Monday, 9 February 2009

The documentary Gonzo: The Life and Work of Dr. Hunter S. Thompson is, like most movies today, too long at over two hours. But I felt good on a few occasions. It may have been the music. It may have been the twenty year old girls in the row behind who put their feet on the chair backs.

My bum had started to hurt toward the 90 minute mark, and I was forced to keep shifting in my seat. Fortunately, I was sitting in the front row, among the outcasts, and was, mercifully, alone.

But I probably enjoyed it because it’s intrinsically an interesting story. And Alex Gibney, the director, has filled in a lot of areas that I was ignorant of with interviews with Jann Wenner, so long Rolling Stone‘s editor, ex-president Jimmy Carter and ex-senator McGovern, among others.

There are a lot of holes still to fill in. There are a lot of books to read, and a lot of biographical information to wade through. Maybe on completion of these exercises in adoration (adulation) I’ll be in a better position to answer some of the questions that keep nagging.

I continued to feel good outside, in the bright sunshine. But I’ve still to get on top of what Hunter S. Thompson was really all about. The rock star treatment he met with after covering the Democratic campaign in 1972 bewilders me. His suicide (2005) bewilders me. His move to Gonzo journalism, too, bewilders me.

I’m not bewildered by his dumping a good woman, his first wife, because at that time there was a lot of pussy around.

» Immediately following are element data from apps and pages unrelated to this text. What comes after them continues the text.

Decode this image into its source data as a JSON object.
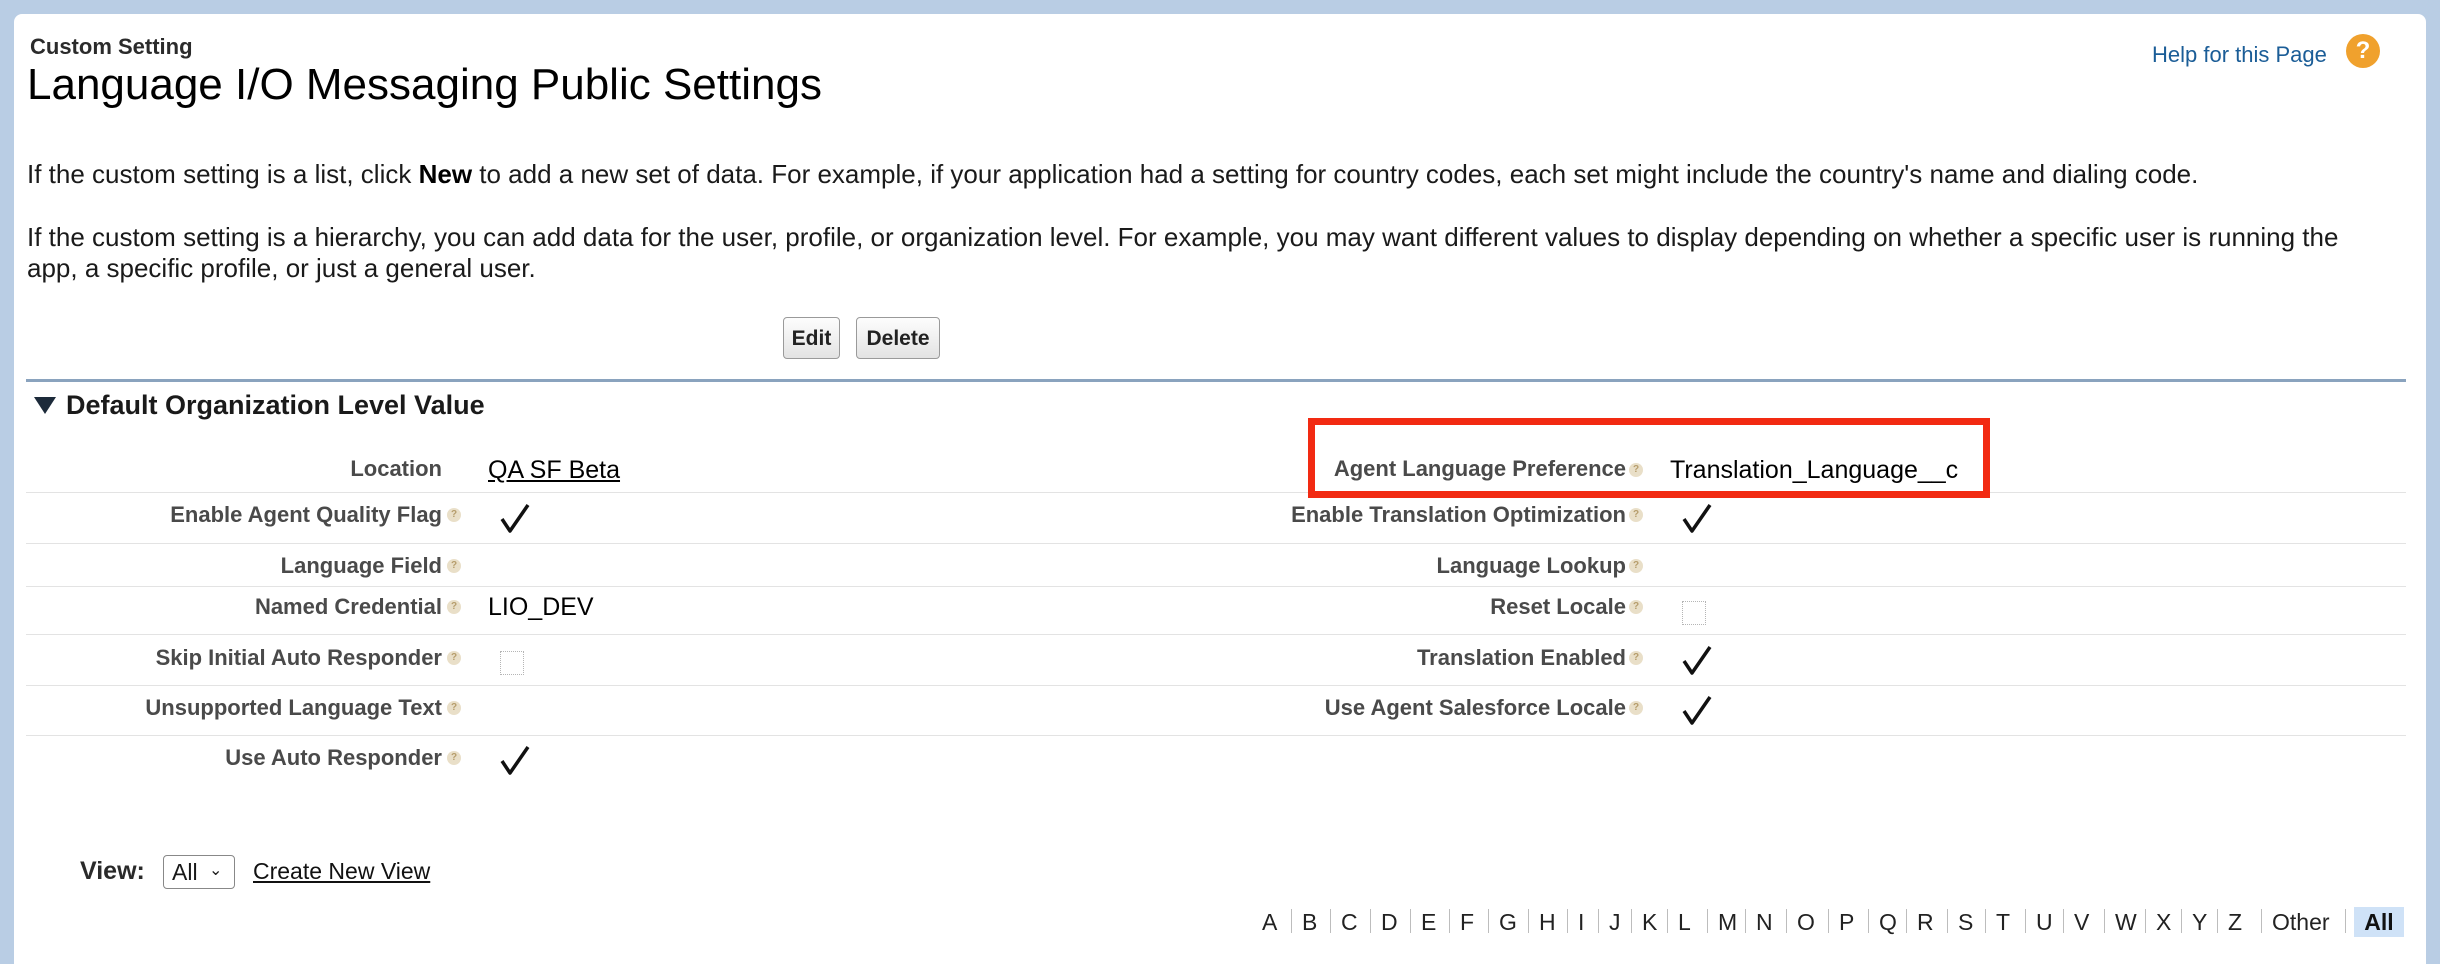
{
  "header": {
    "subtitle": "Custom Setting",
    "title": "Language I/O Messaging Public Settings",
    "help_link": "Help for this Page",
    "help_icon": "?"
  },
  "intro": {
    "para1_before": "If the custom setting is a list, click ",
    "para1_bold": "New",
    "para1_after": " to add a new set of data. For example, if your application had a setting for country codes, each set might include the country's name and dialing code.",
    "para2": "If the custom setting is a hierarchy, you can add data for the user, profile, or organization level. For example, you may want different values to display depending on whether a specific user is running the app, a specific profile, or just a general user."
  },
  "buttons": {
    "edit": "Edit",
    "delete": "Delete"
  },
  "section": {
    "title": "Default Organization Level Value"
  },
  "fields": {
    "location": {
      "label": "Location",
      "value": "QA SF Beta"
    },
    "agent_language_preference": {
      "label": "Agent Language Preference",
      "value": "Translation_Language__c"
    },
    "enable_agent_quality_flag": {
      "label": "Enable Agent Quality Flag",
      "checked": true
    },
    "enable_translation_optimization": {
      "label": "Enable Translation Optimization",
      "checked": true
    },
    "language_field": {
      "label": "Language Field",
      "value": ""
    },
    "language_lookup": {
      "label": "Language Lookup",
      "value": ""
    },
    "named_credential": {
      "label": "Named Credential",
      "value": "LIO_DEV"
    },
    "reset_locale": {
      "label": "Reset Locale",
      "checked": false
    },
    "skip_initial_auto_responder": {
      "label": "Skip Initial Auto Responder",
      "checked": false
    },
    "translation_enabled": {
      "label": "Translation Enabled",
      "checked": true
    },
    "unsupported_language_text": {
      "label": "Unsupported Language Text",
      "value": ""
    },
    "use_agent_salesforce_locale": {
      "label": "Use Agent Salesforce Locale",
      "checked": true
    },
    "use_auto_responder": {
      "label": "Use Auto Responder",
      "checked": true
    }
  },
  "help_glyph": "?",
  "list_view": {
    "label": "View:",
    "selected": "All",
    "create_new_view": "Create New View"
  },
  "alphabet": [
    "A",
    "B",
    "C",
    "D",
    "E",
    "F",
    "G",
    "H",
    "I",
    "J",
    "K",
    "L",
    "M",
    "N",
    "O",
    "P",
    "Q",
    "R",
    "S",
    "T",
    "U",
    "V",
    "W",
    "X",
    "Y",
    "Z",
    "Other"
  ],
  "alphabet_all": "All",
  "colors": {
    "highlight_border": "#f22a12",
    "link": "#1b5d97",
    "help_icon": "#f0a12d",
    "section_rule": "#8aa3be",
    "all_selected_bg": "#cfe2f7"
  }
}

She mentions an ‘affair’ but the similarity between these scenes and the Hells Angels gang bang he chronicled earlier in his career is striking. But I am bewildered by the 22 guns - all loaded - he kept for entertainment purposes.

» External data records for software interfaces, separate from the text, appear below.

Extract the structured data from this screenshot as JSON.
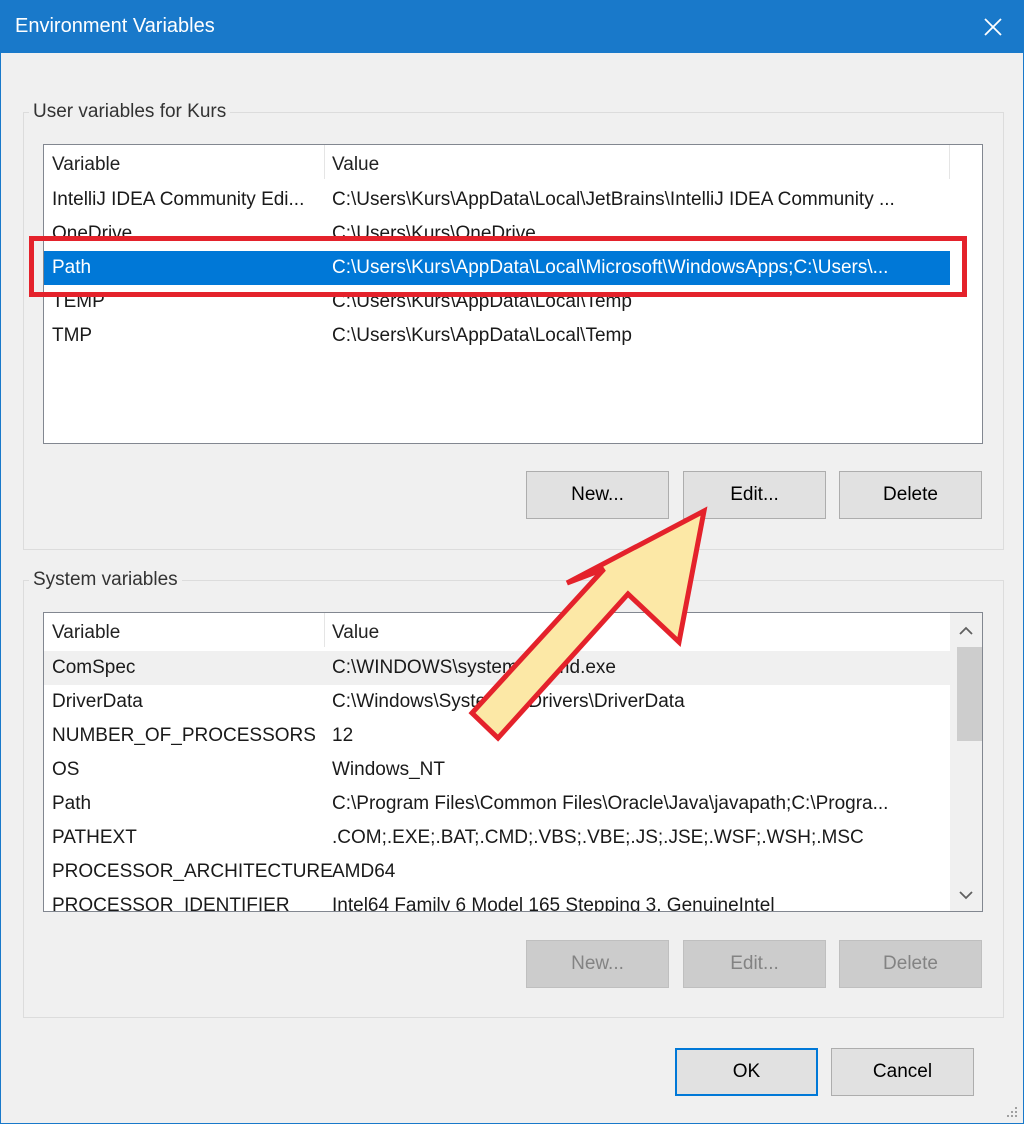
{
  "window": {
    "title": "Environment Variables",
    "close_icon": "close-icon"
  },
  "user_group": {
    "label": "User variables for Kurs",
    "columns": [
      "Variable",
      "Value"
    ],
    "rows": [
      {
        "variable": "IntelliJ IDEA Community Edi...",
        "value": "C:\\Users\\Kurs\\AppData\\Local\\JetBrains\\IntelliJ IDEA Community ..."
      },
      {
        "variable": "OneDrive",
        "value": "C:\\Users\\Kurs\\OneDrive"
      },
      {
        "variable": "Path",
        "value": "C:\\Users\\Kurs\\AppData\\Local\\Microsoft\\WindowsApps;C:\\Users\\..."
      },
      {
        "variable": "TEMP",
        "value": "C:\\Users\\Kurs\\AppData\\Local\\Temp"
      },
      {
        "variable": "TMP",
        "value": "C:\\Users\\Kurs\\AppData\\Local\\Temp"
      }
    ],
    "selected_index": 2,
    "buttons": {
      "new": "New...",
      "edit": "Edit...",
      "delete": "Delete"
    }
  },
  "system_group": {
    "label": "System variables",
    "columns": [
      "Variable",
      "Value"
    ],
    "rows": [
      {
        "variable": "ComSpec",
        "value": "C:\\WINDOWS\\system32\\cmd.exe"
      },
      {
        "variable": "DriverData",
        "value": "C:\\Windows\\System32\\Drivers\\DriverData"
      },
      {
        "variable": "NUMBER_OF_PROCESSORS",
        "value": "12"
      },
      {
        "variable": "OS",
        "value": "Windows_NT"
      },
      {
        "variable": "Path",
        "value": "C:\\Program Files\\Common Files\\Oracle\\Java\\javapath;C:\\Progra..."
      },
      {
        "variable": "PATHEXT",
        "value": ".COM;.EXE;.BAT;.CMD;.VBS;.VBE;.JS;.JSE;.WSF;.WSH;.MSC"
      },
      {
        "variable": "PROCESSOR_ARCHITECTURE",
        "value": "AMD64"
      },
      {
        "variable": "PROCESSOR_IDENTIFIER",
        "value": "Intel64 Family 6 Model 165 Stepping 3, GenuineIntel"
      }
    ],
    "buttons": {
      "new": "New...",
      "edit": "Edit...",
      "delete": "Delete"
    }
  },
  "footer": {
    "ok": "OK",
    "cancel": "Cancel"
  },
  "colors": {
    "titlebar": "#1979ca",
    "selection": "#0078d7",
    "annotation_red": "#e4222b",
    "arrow_fill": "#fce8a6"
  },
  "annotations": {
    "highlight": "red-box-around-path-row",
    "arrow": "arrow-pointing-to-edit-button"
  }
}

And I’m a little surprised by the infatuation with football. I mean, this is supposed to be a writer, for gosh sakes. What I do know for sure is that Thompson kept pushing, and doing it for a long time.

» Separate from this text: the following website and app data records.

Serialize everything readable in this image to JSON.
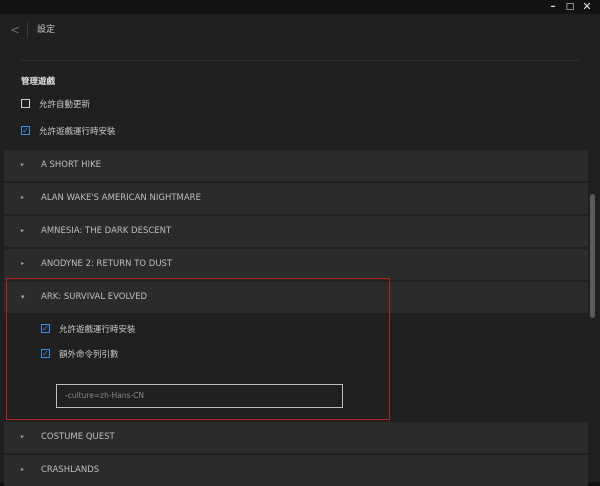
{
  "window": {
    "minimize_glyph": "–",
    "maximize_glyph": "□",
    "close_glyph": "✕"
  },
  "topbar": {
    "back_glyph": "<",
    "title": "設定"
  },
  "manage_games": {
    "title": "管理遊戲",
    "options": [
      {
        "label": "允許自動更新",
        "checked": false
      },
      {
        "label": "允許遊戲運行時安裝",
        "checked": true
      }
    ]
  },
  "games": [
    {
      "name": "A SHORT HIKE",
      "expanded": false
    },
    {
      "name": "ALAN WAKE'S AMERICAN NIGHTMARE",
      "expanded": false
    },
    {
      "name": "AMNESIA: THE DARK DESCENT",
      "expanded": false
    },
    {
      "name": "ANODYNE 2: RETURN TO DUST",
      "expanded": false
    },
    {
      "name": "ARK: SURVIVAL EVOLVED",
      "expanded": true
    },
    {
      "name": "COSTUME QUEST",
      "expanded": false
    },
    {
      "name": "CRASHLANDS",
      "expanded": false
    }
  ],
  "ark_settings": {
    "options": [
      {
        "label": "允許遊戲運行時安裝",
        "checked": true
      },
      {
        "label": "額外命令列引數",
        "checked": true
      }
    ],
    "launch_args_value": "-culture=zh-Hans-CN"
  },
  "glyphs": {
    "caret_collapsed": "▸",
    "caret_expanded": "▾",
    "check": "✓"
  },
  "colors": {
    "accent": "#3a8ee6",
    "highlight": "#b3231f"
  }
}
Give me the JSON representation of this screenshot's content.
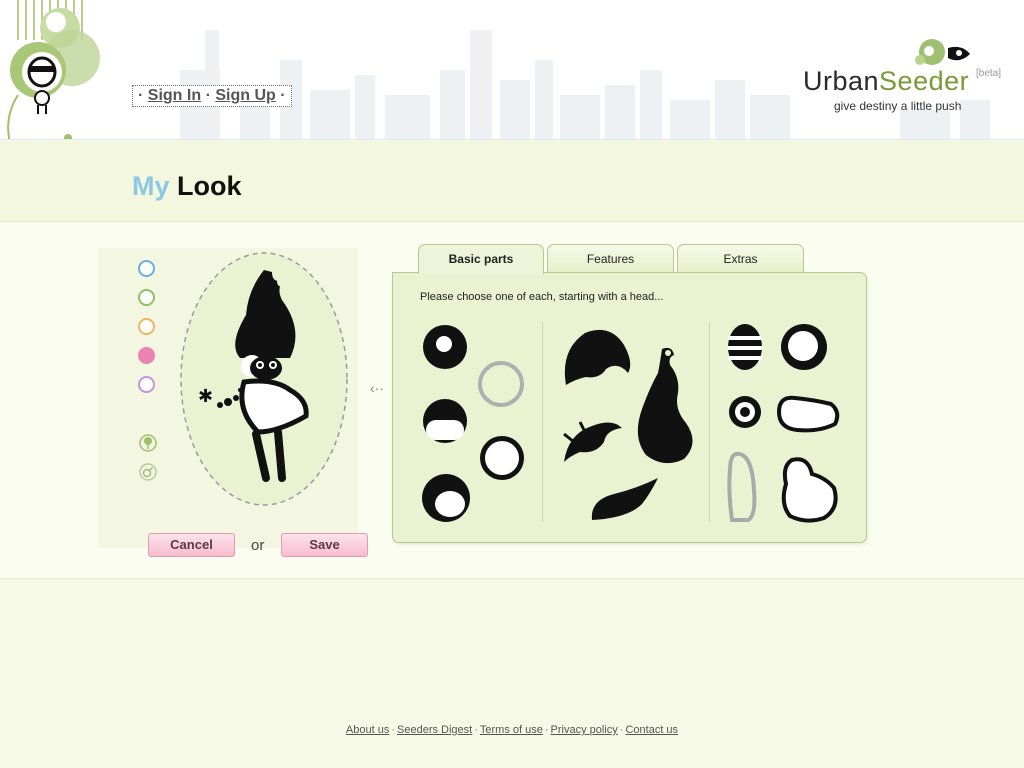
{
  "header": {
    "sign_in": "Sign In",
    "sign_up": "Sign Up",
    "sep": "·",
    "logo_urban": "Urban",
    "logo_seeder": "Seeder",
    "logo_beta": "[beta]",
    "tagline": "give destiny a little push"
  },
  "page": {
    "title_my": "My",
    "title_look": "Look"
  },
  "colors": {
    "swatches": [
      "#6aaee0",
      "#8fc060",
      "#f0b560",
      "#e984b0",
      "#c890df"
    ],
    "accent_green": "#8fb050"
  },
  "buttons": {
    "cancel": "Cancel",
    "or": "or",
    "save": "Save"
  },
  "tabs": [
    {
      "label": "Basic parts",
      "active": true
    },
    {
      "label": "Features",
      "active": false
    },
    {
      "label": "Extras",
      "active": false
    }
  ],
  "panel": {
    "hint": "Please choose one of each, starting with a head...",
    "arrow": "‹··"
  },
  "footer": {
    "links": [
      "About us",
      "Seeders Digest",
      "Terms of use",
      "Privacy policy",
      "Contact us"
    ],
    "sep": "·"
  }
}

He pushed his body - clearly his constitution was too strong for his own health - as hard as he pushed the boundaries of journalism. His switch to Gonzo (Fear and Loathing in Las Vegas (1972)) was a result of his involvement in the Berkeley subculture in the early 1960s.

The routine use of hallucinogenic drugs made it easy, if he was searching for an unusual angle, to move over the line separating the alcohol abuse of the regular American community from the habits of those who try something a little more physically gratifying. Maybe the combination of a hard scrabble childhood, an iron constitution and a desire for fame through writing means that Thompson was simply a one-off.

In future I’d like to see Keanu Reeves play Thompson. They both have that rapid-fire, deadpan delivery typical of American TV broadcasters.

Overall it’s a good documentary, although the lack of captions for some of the talking heads, after their first appearance, was disconcerting. We’re not all 60 year old Americans, after all.


Anonymous said...

"And I’m a little surprised by the infatuation with football. I mean, this is supposed to be a writer, for gosh sakes."

Huh? Sport is for dumb people, is that what you mean?

Matthew da Silva said...

Sorry this is a personal thing. I'm always stupefied by the amount of sport coverage that gets produced compared with literature coverage. Apologies if i caused offence.